Meticulous market observers try to find opportunities in exchange traded funds that diverge from their net asset value. However, investors shouldn’t rely too heavily on trading around the NAV, especially in overseas markets.

An ETF’s NAV is the sum total of its underlying holdings divided by the number of shares outstanding. Since ETFs trade like any other stock on an exchange, the ETF’s price can fluctuate throughout the day. Consequently, providers update their underlying trading value, calculating the approximate NAV every 15 seconds throughout the trading day. [The Underlying Value of an ETF’s Portfolio]

The numbers are known as the intraday indicative value (IIV), indicative optimized portfolio value (IOPV) or intraday net asset value (INAV).
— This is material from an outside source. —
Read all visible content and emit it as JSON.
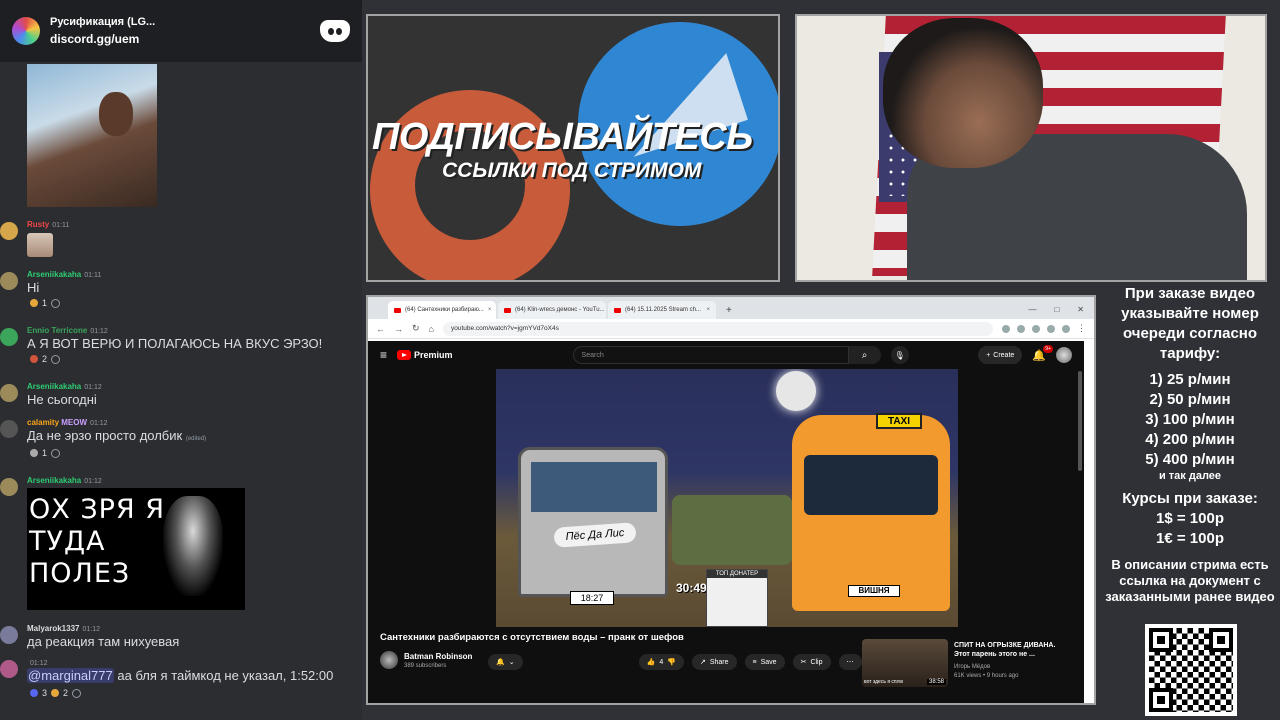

However, the INAV is less reliable when looking into other markets. For instance, international markets are not open in the same time zone as U.S. markets, but foreign stock and bond ETFs are still trading on U.S. exchanges. Since the INAV is taken based on the last price at which it was traded, the INAV may not move during normal hours.

In a more up-to-date example of potential diverging prices between the ETF and the NAV, Taiwanese markets close Wednesday, July 23 due to its first major typhoon of the year, reports Argin Chang for Bloomberg. Typhoon Matmo shows sustained winds of 137 kilometers per hour, or 85 miles per hour, and headed for Taiwan at 20 kilometers per hour, making landfall around midnight.

The small island is frequently visited by typhoons during the summer season, so we may see more stock market disruptions in the region ahead.